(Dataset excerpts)
§ §

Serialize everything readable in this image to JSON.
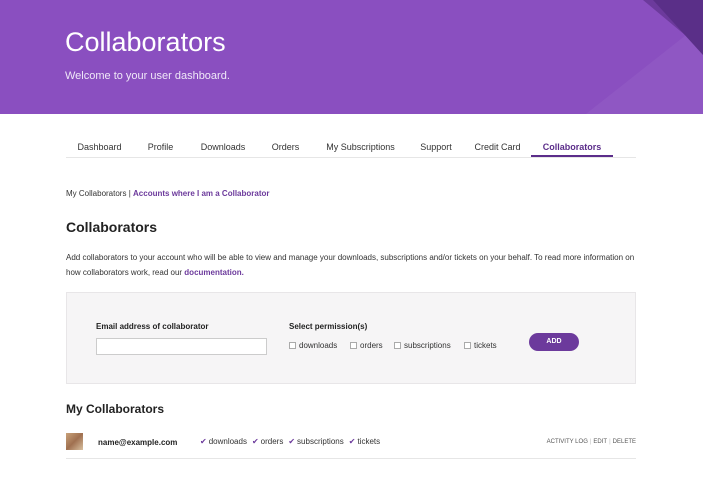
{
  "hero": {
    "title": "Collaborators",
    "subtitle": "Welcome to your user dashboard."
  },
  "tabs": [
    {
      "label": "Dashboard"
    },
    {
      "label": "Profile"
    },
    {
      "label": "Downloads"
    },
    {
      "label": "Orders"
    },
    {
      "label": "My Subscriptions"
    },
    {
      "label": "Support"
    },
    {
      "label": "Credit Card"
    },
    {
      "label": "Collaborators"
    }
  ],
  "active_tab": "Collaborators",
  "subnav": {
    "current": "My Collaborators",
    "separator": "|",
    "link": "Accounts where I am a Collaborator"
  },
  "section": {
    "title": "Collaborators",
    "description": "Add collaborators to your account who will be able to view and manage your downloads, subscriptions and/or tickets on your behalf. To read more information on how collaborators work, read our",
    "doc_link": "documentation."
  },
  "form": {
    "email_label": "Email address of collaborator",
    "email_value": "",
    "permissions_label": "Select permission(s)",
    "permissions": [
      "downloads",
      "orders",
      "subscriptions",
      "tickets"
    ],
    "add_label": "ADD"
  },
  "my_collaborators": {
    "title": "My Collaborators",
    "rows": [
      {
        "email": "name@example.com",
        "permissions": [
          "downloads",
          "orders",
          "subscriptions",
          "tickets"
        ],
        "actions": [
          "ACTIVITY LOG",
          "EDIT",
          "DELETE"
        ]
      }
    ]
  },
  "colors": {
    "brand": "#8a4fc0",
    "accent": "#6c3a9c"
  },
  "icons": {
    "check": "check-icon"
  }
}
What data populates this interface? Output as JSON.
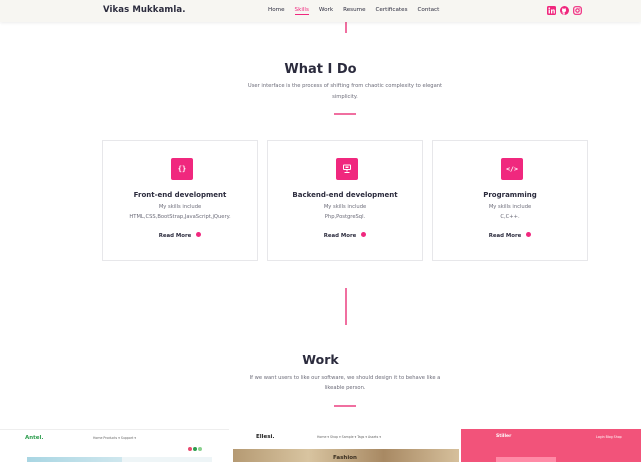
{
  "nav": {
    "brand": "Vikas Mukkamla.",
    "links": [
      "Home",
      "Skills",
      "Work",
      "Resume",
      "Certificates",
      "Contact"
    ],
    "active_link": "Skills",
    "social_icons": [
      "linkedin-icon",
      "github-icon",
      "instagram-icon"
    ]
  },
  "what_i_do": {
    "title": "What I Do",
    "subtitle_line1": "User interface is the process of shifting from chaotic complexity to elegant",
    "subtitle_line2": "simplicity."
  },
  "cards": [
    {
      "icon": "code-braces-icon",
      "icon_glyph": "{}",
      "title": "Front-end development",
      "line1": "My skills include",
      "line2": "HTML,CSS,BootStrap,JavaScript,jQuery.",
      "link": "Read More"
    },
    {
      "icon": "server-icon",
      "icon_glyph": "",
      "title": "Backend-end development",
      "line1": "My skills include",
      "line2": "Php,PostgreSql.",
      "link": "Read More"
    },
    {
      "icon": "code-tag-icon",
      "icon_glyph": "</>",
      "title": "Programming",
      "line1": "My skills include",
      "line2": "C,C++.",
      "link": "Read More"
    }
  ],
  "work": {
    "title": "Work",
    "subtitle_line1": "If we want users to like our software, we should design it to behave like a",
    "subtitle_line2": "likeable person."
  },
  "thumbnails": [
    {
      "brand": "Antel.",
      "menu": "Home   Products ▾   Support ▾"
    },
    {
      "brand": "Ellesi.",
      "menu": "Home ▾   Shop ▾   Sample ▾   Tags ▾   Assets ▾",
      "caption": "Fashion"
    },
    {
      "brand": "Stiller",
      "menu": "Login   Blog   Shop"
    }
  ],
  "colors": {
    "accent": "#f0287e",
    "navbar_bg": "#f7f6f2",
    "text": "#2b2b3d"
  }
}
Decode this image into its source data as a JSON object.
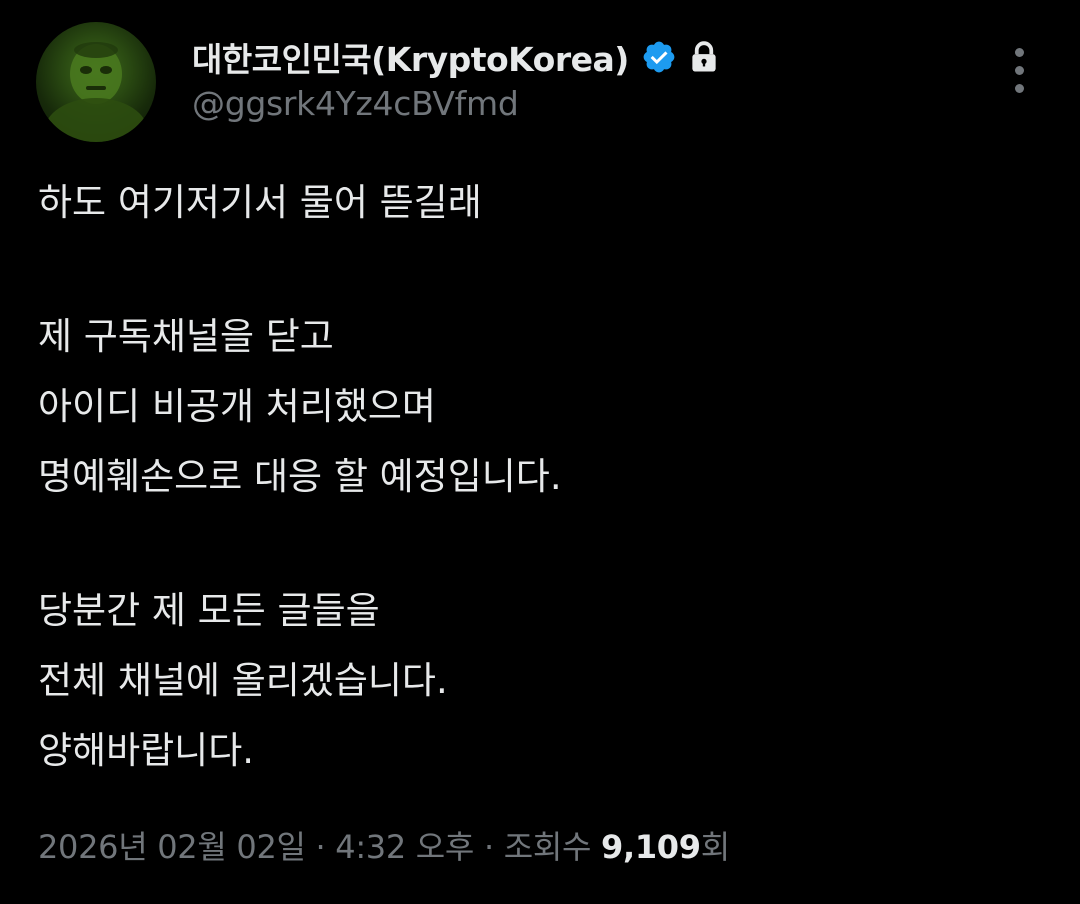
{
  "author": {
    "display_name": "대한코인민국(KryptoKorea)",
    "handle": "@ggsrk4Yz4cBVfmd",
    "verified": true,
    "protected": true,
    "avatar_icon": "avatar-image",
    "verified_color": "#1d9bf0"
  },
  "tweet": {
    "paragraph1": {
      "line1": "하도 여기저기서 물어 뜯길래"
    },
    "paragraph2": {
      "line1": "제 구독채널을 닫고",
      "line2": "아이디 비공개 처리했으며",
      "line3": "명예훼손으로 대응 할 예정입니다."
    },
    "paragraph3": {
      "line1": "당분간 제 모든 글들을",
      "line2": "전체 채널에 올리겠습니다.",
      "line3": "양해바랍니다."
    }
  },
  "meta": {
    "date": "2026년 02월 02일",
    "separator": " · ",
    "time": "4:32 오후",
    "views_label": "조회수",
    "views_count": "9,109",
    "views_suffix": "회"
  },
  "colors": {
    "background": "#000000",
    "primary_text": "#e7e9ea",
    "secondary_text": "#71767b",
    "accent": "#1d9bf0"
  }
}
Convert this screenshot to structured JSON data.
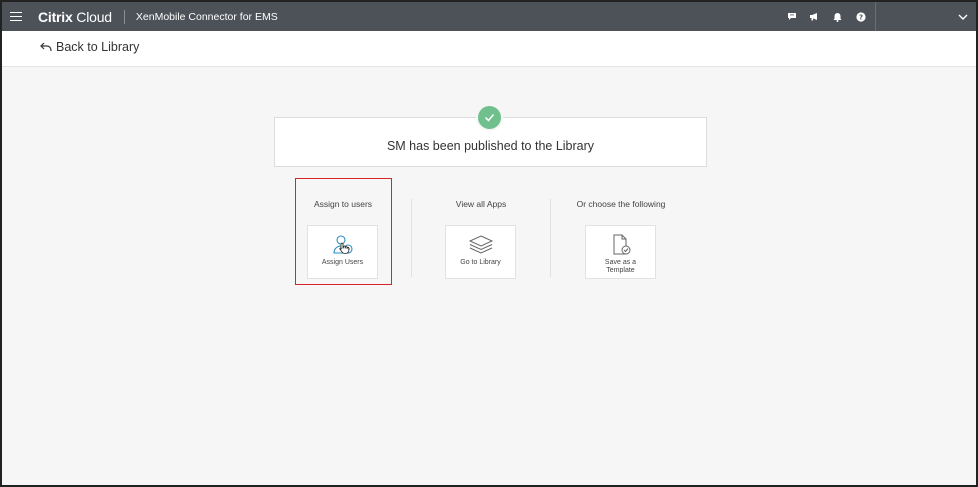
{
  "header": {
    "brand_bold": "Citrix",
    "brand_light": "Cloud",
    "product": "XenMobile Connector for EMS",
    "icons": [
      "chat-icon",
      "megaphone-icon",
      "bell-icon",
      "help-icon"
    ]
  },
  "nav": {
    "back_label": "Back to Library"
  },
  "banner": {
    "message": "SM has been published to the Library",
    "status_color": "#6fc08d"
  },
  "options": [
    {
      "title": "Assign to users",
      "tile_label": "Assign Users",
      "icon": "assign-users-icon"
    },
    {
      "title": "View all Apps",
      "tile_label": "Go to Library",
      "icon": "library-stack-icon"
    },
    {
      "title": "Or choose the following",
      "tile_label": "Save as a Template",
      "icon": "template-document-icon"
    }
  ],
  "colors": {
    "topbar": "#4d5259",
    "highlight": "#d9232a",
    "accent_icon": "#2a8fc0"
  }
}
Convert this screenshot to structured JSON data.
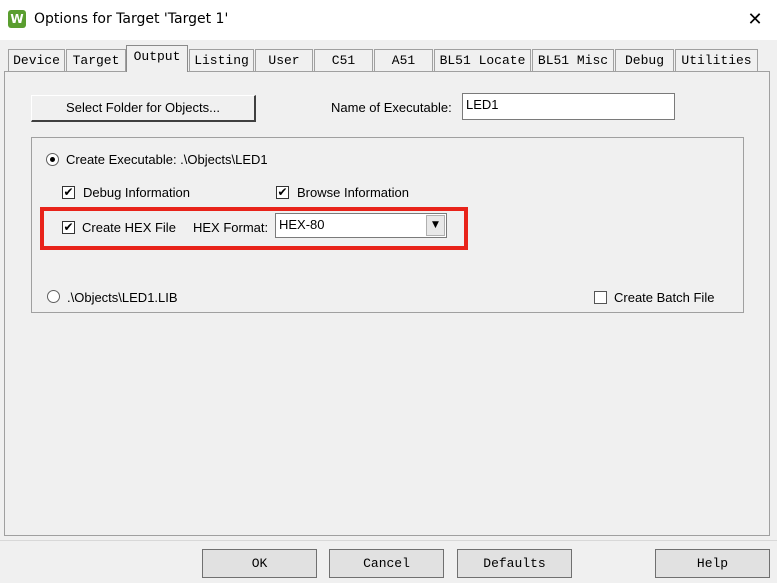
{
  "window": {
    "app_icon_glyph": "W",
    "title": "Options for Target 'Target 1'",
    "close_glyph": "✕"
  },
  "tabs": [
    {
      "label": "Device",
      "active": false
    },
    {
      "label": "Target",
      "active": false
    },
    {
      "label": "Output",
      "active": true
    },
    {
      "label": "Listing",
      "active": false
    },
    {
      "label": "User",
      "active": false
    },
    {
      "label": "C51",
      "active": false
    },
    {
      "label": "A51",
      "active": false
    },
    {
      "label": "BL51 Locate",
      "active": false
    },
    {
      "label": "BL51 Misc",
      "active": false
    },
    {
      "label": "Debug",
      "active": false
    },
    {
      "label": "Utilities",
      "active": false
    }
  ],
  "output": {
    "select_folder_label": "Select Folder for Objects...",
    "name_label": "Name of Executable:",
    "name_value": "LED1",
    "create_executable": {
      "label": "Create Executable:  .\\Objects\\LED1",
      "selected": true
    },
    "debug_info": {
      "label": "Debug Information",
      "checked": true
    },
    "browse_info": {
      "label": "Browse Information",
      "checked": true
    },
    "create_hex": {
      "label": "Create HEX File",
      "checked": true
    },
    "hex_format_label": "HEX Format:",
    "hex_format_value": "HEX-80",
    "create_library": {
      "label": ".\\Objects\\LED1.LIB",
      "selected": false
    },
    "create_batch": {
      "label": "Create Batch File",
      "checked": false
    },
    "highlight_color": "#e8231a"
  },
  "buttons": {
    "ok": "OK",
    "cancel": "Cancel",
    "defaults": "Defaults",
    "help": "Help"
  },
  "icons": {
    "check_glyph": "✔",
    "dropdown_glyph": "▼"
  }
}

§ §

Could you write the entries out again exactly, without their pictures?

ANSWER BOX:
Serialize everything readable in this image to JSON.
{
  "hero": {
    "title": "Collaborators",
    "subtitle": "Welcome to your user dashboard."
  },
  "tabs": [
    {
      "label": "Dashboard"
    },
    {
      "label": "Profile"
    },
    {
      "label": "Downloads"
    },
    {
      "label": "Orders"
    },
    {
      "label": "My Subscriptions"
    },
    {
      "label": "Support"
    },
    {
      "label": "Credit Card"
    },
    {
      "label": "Collaborators"
    }
  ],
  "active_tab": "Collaborators",
  "subnav": {
    "current": "My Collaborators",
    "separator": "|",
    "link": "Accounts where I am a Collaborator"
  },
  "section": {
    "title": "Collaborators",
    "description": "Add collaborators to your account who will be able to view and manage your downloads, subscriptions and/or tickets on your behalf. To read more information on how collaborators work, read our",
    "doc_link": "documentation."
  },
  "form": {
    "email_label": "Email address of collaborator",
    "email_value": "",
    "permissions_label": "Select permission(s)",
    "permissions": [
      "downloads",
      "orders",
      "subscriptions",
      "tickets"
    ],
    "add_label": "ADD"
  },
  "my_collaborators": {
    "title": "My Collaborators",
    "rows": [
      {
        "email": "name@example.com",
        "permissions": [
          "downloads",
          "orders",
          "subscriptions",
          "tickets"
        ],
        "actions": [
          "ACTIVITY LOG",
          "EDIT",
          "DELETE"
        ]
      }
    ]
  },
  "colors": {
    "brand": "#8a4fc0",
    "accent": "#6c3a9c"
  },
  "icons": {
    "check": "check-icon"
  }
}
What data populates this interface? Output as JSON.
{
  "nav": {
    "brand": "Vikas Mukkamla.",
    "links": [
      "Home",
      "Skills",
      "Work",
      "Resume",
      "Certificates",
      "Contact"
    ],
    "active_link": "Skills",
    "social_icons": [
      "linkedin-icon",
      "github-icon",
      "instagram-icon"
    ]
  },
  "what_i_do": {
    "title": "What I Do",
    "subtitle_line1": "User interface is the process of shifting from chaotic complexity to elegant",
    "subtitle_line2": "simplicity."
  },
  "cards": [
    {
      "icon": "code-braces-icon",
      "icon_glyph": "{}",
      "title": "Front-end development",
      "line1": "My skills include",
      "line2": "HTML,CSS,BootStrap,JavaScript,jQuery.",
      "link": "Read More"
    },
    {
      "icon": "server-icon",
      "icon_glyph": "",
      "title": "Backend-end development",
      "line1": "My skills include",
      "line2": "Php,PostgreSql.",
      "link": "Read More"
    },
    {
      "icon": "code-tag-icon",
      "icon_glyph": "</>",
      "title": "Programming",
      "line1": "My skills include",
      "line2": "C,C++.",
      "link": "Read More"
    }
  ],
  "work": {
    "title": "Work",
    "subtitle_line1": "If we want users to like our software, we should design it to behave like a",
    "subtitle_line2": "likeable person."
  },
  "thumbnails": [
    {
      "brand": "Antel.",
      "menu": "Home   Products ▾   Support ▾"
    },
    {
      "brand": "Ellesi.",
      "menu": "Home ▾   Shop ▾   Sample ▾   Tags ▾   Assets ▾",
      "caption": "Fashion"
    },
    {
      "brand": "Stiller",
      "menu": "Login   Blog   Shop"
    }
  ],
  "colors": {
    "accent": "#f0287e",
    "navbar_bg": "#f7f6f2",
    "text": "#2b2b3d"
  }
}
Decode this image into its source data as a JSON object.
{
  "author": {
    "display_name": "대한코인민국(KryptoKorea)",
    "handle": "@ggsrk4Yz4cBVfmd",
    "verified": true,
    "protected": true,
    "avatar_icon": "avatar-image",
    "verified_color": "#1d9bf0"
  },
  "tweet": {
    "paragraph1": {
      "line1": "하도 여기저기서 물어 뜯길래"
    },
    "paragraph2": {
      "line1": "제 구독채널을 닫고",
      "line2": "아이디 비공개 처리했으며",
      "line3": "명예훼손으로 대응 할 예정입니다."
    },
    "paragraph3": {
      "line1": "당분간 제 모든 글들을",
      "line2": "전체 채널에 올리겠습니다.",
      "line3": "양해바랍니다."
    }
  },
  "meta": {
    "date": "2026년 02월 02일",
    "separator": " · ",
    "time": "4:32 오후",
    "views_label": "조회수",
    "views_count": "9,109",
    "views_suffix": "회"
  },
  "colors": {
    "background": "#000000",
    "primary_text": "#e7e9ea",
    "secondary_text": "#71767b",
    "accent": "#1d9bf0"
  }
}
Convert this screenshot to structured JSON data.
{
  "header": {
    "brand_bold": "Citrix",
    "brand_light": "Cloud",
    "product": "XenMobile Connector for EMS",
    "icons": [
      "chat-icon",
      "megaphone-icon",
      "bell-icon",
      "help-icon"
    ]
  },
  "nav": {
    "back_label": "Back to Library"
  },
  "banner": {
    "message": "SM has been published to the Library",
    "status_color": "#6fc08d"
  },
  "options": [
    {
      "title": "Assign to users",
      "tile_label": "Assign Users",
      "icon": "assign-users-icon"
    },
    {
      "title": "View all Apps",
      "tile_label": "Go to Library",
      "icon": "library-stack-icon"
    },
    {
      "title": "Or choose the following",
      "tile_label": "Save as a Template",
      "icon": "template-document-icon"
    }
  ],
  "colors": {
    "topbar": "#4d5259",
    "highlight": "#d9232a",
    "accent_icon": "#2a8fc0"
  }
}
Convert this screenshot to structured JSON data.
{
  "window": {
    "app_icon_glyph": "W",
    "title": "Options for Target 'Target 1'",
    "close_glyph": "✕"
  },
  "tabs": [
    {
      "label": "Device",
      "active": false
    },
    {
      "label": "Target",
      "active": false
    },
    {
      "label": "Output",
      "active": true
    },
    {
      "label": "Listing",
      "active": false
    },
    {
      "label": "User",
      "active": false
    },
    {
      "label": "C51",
      "active": false
    },
    {
      "label": "A51",
      "active": false
    },
    {
      "label": "BL51 Locate",
      "active": false
    },
    {
      "label": "BL51 Misc",
      "active": false
    },
    {
      "label": "Debug",
      "active": false
    },
    {
      "label": "Utilities",
      "active": false
    }
  ],
  "output": {
    "select_folder_label": "Select Folder for Objects...",
    "name_label": "Name of Executable:",
    "name_value": "LED1",
    "create_executable": {
      "label": "Create Executable:  .\\Objects\\LED1",
      "selected": true
    },
    "debug_info": {
      "label": "Debug Information",
      "checked": true
    },
    "browse_info": {
      "label": "Browse Information",
      "checked": true
    },
    "create_hex": {
      "label": "Create HEX File",
      "checked": true
    },
    "hex_format_label": "HEX Format:",
    "hex_format_value": "HEX-80",
    "create_library": {
      "label": ".\\Objects\\LED1.LIB",
      "selected": false
    },
    "create_batch": {
      "label": "Create Batch File",
      "checked": false
    },
    "highlight_color": "#e8231a"
  },
  "buttons": {
    "ok": "OK",
    "cancel": "Cancel",
    "defaults": "Defaults",
    "help": "Help"
  },
  "icons": {
    "check_glyph": "✔",
    "dropdown_glyph": "▼"
  }
}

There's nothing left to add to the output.